A compelling series of insightful biographical sketches of the men and women of the York County Bar commencing eleven years before the start of the Civil War as recounted by contemporaries and colleagues. Candid, sincere, honest, and on occasion with a touch of comic relief, these memorial minutes are tributes to those who have made their rendezvous with mortality.
Found within these volumes is the venerable Jeremiah S. Black who walked the corridors of national recognition during the Civil War era; the urbane and brilliant Herbert B. Cohen who wielded substantial political power throughout the commonwealth and rose to become an associate justice of the Pennsylvania Supreme Court; and the charismatic Harvey Gross whose superb advocacy in the third Hex trial and subsequent twenty-year tenure on the York County Orphans’ Court placed him in the forefront of the princes of Anglo-Saxon jurisprudence.
This “callout” of the giants in no way diminishes the significance, commitment, and integrity of the many other remarkable individuals who came after and counseled and inspired others to live honestly, to exercise compassion, and to act with prudence and diligence, and above all else made their contribution to the vast and diverse panorama of our humanity.
Not a typical memoir or story, these memorial minutes constitute the defining epic of the York County Bar. More than history, more than recitals of character and personality, and more than delightful encounters and more somber content, they are about individuals remembered for the richness and power of their hopes, achievements, and commitments to the timeless values of the life of the law.
About the Author

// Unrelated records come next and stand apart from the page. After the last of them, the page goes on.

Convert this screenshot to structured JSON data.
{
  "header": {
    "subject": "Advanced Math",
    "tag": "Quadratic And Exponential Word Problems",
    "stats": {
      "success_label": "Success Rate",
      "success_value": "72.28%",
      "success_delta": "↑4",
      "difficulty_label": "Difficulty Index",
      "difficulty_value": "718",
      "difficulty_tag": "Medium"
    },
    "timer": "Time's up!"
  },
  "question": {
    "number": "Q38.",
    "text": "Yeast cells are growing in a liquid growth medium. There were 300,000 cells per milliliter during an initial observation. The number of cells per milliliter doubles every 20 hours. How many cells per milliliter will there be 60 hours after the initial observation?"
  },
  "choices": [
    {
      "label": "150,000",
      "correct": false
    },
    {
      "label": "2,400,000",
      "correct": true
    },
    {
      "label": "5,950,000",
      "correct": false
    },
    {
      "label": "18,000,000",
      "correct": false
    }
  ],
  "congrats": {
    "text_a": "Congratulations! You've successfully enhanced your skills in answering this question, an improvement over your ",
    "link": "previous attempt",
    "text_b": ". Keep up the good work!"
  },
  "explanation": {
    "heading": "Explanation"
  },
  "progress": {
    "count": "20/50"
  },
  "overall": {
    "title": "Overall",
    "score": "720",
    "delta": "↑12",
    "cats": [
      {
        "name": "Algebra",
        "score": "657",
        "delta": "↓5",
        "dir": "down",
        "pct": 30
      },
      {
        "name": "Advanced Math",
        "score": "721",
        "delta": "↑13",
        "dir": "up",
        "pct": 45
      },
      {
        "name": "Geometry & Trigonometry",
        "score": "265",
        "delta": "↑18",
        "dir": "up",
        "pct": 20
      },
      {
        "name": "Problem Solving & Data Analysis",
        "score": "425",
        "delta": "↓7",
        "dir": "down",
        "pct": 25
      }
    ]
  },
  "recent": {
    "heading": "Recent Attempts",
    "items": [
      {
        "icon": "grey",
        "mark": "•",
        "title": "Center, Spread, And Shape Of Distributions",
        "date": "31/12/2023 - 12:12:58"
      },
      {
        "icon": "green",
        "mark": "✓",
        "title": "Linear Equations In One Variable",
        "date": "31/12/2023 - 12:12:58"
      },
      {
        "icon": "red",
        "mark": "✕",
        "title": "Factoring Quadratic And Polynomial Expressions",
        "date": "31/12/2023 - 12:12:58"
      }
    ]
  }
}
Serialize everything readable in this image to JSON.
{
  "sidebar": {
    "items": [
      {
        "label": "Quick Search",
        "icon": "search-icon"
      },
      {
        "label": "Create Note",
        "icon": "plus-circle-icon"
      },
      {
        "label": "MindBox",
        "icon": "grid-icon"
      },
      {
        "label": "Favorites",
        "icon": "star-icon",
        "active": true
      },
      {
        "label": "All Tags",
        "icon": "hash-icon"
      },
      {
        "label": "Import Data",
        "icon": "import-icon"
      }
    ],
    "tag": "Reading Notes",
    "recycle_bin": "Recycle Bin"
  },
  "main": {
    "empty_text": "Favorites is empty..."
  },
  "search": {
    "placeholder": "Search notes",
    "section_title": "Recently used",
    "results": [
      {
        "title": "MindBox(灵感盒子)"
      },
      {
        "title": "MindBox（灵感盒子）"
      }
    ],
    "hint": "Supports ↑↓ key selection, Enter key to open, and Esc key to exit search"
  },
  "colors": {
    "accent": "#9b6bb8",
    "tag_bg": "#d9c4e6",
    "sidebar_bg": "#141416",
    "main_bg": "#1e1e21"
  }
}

Compiled and forward by J. ROSS MCGINNIS. J. Ross McGinnis, attorney and author of “Trials of Hex,” was born in 1928 and was raised on a farm in southern York County. After graduating from Fawn Township Vocational High School in 1944, he attended York Collegiate Institute/York Junior College for one year. He then went to Princeton University, graduating in 1949 summa cum laude, was elected to Phi Beta Kappa and awarded the Lawrence Hutton Prize in History, and was the co-recipient of the C.O. Jolene Prize in American Political History for his thesis on Henry Adams, the Sequence of the Democratic Force. He graduated from the Harvard Law School in 1952 and was given a direct commission in the U.S. Air Force. He became a staff judge advocate and, after two years, was discharged with the rank of Captain. Since 1954, he has been a practicing attorney in York County. He was President of the York County Bar, Moderator of Donegal Presbytery, and a life member of the Salvation Army. He is currently “of counsel” for the law firm of Stock and Leader in York, Pennsylvania.